And now for a more practical suggestion. My guess is that despite what your instincts tell you, it will be impossible for you to say no to your son. Therefore, this has to be approached as a business proposition, contract and all. If you want to have a chance at a respectful, successful living arrangement with them, you and your husband have to create a list of rules that you expect your son and his wife to follow while they live with you. I know this sounds a bit formal and maybe even ugly, but it’s better to preempt misunderstandings, simmering anger, resentments, and fights that may never resolve by creating a contract than to just go into this arrangement without establishing any house rules.
Take your time and think carefully about what would make this arrangement doable. For instance, do you and your husband generally enjoy private time in the den each evening from 8–10 p.m., binge-watching the latest Netflix series? If so, put in the contract that for those two hours, the den is off-limits to all of them. Is it important for you to have one Shabbos alone each month to entertain your friends? You can stipulate that they make plans to “visit” someone for one Shabbos a month. I’m just throwing out some ideas that may or may not be appropriate for you, but I think you get my message. Compose your own non-negotiable list of things that you’re not ready to relinquish.
If you agree to let them move in and you want this transition to go smoothly, think hard and long about what issues might crop up and have the potential of getting ugly. Speak to your friends who have had less-than-successful experiences with this and ask them what they wish they had ironed out well before having their children move in.
Ask your children whether they want to add anything to the contract. Perhaps they are concerned about you feeding their children chocolate for breakfast and want you and your husband to respect their wishes in this regard. The more the four of you can share your needs and concerns honestly, the better chance you all have of getting through this period of time successfully and, ideally, feeling closer than ever.
By the way, you might also want to put into the contract something about a potential “move out” date. They may get so comfortable that they never feel any urgency to start looking for a home, and what you thought would be a matter of months turns into a matter of years! Also, make sure you all sign the contract, and state in the contract that if the terms are not respected, sadly, they will have to move out — no debate and no questions asked.
You’re entitled to protect the beautiful lifestyle that you and your husband are presently enjoying and have probably earned. No one, not even your children, should be allowed to take it away from you. But with enough foresight, discussion, planning, and respect, I believe you can make this work.

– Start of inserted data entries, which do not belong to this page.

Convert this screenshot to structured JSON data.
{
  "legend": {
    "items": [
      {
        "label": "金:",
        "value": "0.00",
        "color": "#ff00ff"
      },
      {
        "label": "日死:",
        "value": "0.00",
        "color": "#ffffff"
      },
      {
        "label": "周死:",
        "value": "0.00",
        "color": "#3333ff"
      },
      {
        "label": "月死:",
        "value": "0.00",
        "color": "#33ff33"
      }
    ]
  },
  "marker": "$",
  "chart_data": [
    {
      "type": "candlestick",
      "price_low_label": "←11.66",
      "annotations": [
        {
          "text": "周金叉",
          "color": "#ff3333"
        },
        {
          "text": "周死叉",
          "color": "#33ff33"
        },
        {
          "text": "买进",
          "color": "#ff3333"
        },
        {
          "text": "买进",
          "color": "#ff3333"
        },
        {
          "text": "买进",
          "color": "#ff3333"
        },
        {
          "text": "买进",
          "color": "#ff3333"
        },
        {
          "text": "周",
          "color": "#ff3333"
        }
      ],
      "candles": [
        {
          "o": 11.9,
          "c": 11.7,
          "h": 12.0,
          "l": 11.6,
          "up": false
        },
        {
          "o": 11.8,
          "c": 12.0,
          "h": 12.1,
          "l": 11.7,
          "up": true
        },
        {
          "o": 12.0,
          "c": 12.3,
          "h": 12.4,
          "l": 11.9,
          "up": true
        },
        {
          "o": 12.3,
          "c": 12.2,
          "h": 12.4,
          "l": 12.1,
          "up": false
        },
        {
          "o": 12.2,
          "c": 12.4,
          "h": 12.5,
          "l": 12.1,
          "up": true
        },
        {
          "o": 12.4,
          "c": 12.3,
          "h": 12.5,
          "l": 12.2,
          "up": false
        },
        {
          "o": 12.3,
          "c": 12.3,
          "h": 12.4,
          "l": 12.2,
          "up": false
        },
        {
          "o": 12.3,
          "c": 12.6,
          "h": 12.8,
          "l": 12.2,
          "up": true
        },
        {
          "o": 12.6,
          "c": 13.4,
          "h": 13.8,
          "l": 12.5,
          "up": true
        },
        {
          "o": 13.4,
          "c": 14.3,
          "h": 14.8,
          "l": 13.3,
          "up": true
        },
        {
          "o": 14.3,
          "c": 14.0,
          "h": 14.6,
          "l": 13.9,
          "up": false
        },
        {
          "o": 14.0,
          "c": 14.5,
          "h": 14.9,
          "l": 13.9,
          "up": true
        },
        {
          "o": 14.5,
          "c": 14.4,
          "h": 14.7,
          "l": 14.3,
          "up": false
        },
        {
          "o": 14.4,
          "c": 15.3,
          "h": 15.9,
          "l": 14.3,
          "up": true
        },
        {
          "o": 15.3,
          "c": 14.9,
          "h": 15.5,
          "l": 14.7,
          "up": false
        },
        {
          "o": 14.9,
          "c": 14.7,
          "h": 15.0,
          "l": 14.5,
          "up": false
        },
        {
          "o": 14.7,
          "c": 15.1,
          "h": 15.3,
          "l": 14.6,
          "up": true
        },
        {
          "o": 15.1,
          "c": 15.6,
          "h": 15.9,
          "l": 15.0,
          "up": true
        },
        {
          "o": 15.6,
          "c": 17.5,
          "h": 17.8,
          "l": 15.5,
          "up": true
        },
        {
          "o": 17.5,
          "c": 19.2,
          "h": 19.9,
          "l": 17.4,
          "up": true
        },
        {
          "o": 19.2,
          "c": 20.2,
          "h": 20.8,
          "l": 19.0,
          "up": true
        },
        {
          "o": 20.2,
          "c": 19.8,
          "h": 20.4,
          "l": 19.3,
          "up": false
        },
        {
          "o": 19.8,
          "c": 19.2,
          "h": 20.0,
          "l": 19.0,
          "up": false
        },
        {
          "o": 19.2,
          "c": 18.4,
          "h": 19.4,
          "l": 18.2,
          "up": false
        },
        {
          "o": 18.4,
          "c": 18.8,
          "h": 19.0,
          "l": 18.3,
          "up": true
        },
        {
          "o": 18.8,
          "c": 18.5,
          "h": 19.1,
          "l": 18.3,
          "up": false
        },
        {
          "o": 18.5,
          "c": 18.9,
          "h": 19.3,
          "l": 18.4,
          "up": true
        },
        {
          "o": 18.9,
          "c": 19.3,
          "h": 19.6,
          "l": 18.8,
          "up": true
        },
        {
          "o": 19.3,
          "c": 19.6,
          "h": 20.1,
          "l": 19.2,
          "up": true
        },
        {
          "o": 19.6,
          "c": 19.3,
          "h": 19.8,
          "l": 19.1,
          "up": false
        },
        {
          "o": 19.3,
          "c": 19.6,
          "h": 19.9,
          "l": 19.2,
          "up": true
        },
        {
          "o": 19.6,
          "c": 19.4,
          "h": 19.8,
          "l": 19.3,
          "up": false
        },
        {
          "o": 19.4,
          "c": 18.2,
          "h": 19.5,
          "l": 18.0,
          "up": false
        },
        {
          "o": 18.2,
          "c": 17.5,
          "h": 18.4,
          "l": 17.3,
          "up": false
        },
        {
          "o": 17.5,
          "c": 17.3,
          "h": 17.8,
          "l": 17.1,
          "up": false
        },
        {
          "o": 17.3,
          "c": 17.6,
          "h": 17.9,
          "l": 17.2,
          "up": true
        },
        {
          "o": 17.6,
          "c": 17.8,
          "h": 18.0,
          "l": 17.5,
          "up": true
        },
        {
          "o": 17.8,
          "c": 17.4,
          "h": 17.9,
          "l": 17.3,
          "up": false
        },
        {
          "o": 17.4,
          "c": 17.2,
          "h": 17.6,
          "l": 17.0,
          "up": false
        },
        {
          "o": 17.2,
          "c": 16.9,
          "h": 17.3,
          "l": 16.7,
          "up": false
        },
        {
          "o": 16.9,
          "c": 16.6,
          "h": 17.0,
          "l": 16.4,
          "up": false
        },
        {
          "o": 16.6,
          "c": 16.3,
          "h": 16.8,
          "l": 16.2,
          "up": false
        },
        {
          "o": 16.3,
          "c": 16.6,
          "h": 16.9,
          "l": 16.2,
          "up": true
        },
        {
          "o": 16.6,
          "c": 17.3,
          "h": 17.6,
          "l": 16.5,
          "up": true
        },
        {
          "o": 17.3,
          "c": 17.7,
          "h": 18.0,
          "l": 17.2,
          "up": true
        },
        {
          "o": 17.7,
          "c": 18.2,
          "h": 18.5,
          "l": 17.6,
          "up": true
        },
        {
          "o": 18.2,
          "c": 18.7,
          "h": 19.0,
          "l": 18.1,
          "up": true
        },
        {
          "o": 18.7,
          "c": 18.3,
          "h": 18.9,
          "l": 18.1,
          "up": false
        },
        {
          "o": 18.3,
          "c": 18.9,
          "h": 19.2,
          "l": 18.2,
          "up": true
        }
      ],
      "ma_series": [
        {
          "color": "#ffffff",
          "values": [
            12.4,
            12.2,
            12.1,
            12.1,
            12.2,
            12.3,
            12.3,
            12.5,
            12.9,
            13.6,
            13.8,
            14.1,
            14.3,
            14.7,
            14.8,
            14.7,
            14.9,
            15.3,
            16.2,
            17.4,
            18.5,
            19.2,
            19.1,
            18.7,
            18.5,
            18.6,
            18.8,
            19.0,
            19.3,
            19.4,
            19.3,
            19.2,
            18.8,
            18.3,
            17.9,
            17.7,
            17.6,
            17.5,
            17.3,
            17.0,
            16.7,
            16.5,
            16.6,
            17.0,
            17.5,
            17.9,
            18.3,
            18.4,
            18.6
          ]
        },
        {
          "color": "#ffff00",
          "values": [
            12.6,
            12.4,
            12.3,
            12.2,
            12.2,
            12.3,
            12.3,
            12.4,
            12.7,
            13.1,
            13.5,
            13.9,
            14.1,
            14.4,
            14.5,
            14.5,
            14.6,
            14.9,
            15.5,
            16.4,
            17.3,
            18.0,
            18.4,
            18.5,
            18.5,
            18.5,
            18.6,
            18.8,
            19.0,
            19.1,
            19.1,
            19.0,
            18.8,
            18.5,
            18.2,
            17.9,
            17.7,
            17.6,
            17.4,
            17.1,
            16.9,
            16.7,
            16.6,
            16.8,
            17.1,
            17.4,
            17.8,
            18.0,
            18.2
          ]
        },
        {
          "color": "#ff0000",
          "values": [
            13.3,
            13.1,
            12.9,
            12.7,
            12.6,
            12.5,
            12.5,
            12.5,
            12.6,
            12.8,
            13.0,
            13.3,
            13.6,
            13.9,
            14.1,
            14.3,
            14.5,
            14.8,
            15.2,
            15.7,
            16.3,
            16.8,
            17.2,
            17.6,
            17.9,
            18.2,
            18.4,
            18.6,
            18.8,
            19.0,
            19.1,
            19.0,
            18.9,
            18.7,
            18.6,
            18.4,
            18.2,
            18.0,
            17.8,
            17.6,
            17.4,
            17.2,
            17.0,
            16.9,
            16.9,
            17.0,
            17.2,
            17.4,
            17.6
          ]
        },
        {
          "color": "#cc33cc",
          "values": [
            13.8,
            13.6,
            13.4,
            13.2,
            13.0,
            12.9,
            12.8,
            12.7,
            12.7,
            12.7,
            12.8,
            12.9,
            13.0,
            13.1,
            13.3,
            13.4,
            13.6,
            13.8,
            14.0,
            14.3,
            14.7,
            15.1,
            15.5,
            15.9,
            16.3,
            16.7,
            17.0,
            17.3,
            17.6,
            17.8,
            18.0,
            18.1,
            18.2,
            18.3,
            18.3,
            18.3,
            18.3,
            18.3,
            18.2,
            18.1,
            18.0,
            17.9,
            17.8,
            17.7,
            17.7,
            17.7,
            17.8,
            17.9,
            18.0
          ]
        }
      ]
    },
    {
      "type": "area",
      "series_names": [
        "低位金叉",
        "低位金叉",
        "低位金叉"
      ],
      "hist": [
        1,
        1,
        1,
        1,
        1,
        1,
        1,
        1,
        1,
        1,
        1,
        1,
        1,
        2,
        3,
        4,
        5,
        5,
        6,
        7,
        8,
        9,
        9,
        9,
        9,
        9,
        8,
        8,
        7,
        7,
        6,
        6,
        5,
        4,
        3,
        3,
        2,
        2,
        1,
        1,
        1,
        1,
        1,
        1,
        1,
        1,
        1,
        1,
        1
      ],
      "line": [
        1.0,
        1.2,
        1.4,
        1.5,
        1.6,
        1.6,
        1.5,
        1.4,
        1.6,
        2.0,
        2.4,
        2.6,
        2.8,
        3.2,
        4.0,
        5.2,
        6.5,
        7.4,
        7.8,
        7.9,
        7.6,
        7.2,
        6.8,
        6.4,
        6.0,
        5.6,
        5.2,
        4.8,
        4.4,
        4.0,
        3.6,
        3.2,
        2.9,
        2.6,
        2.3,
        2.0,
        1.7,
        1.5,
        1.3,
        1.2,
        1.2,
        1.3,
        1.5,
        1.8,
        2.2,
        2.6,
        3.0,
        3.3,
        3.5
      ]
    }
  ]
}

Esther Mann, LCSW, is a psychotherapist in Hewlett. Esther works with individuals and couples. Together with Jennifer Mann, she also runs the “Navidaters.” She can be reached at email@example.com or 516-314-2295.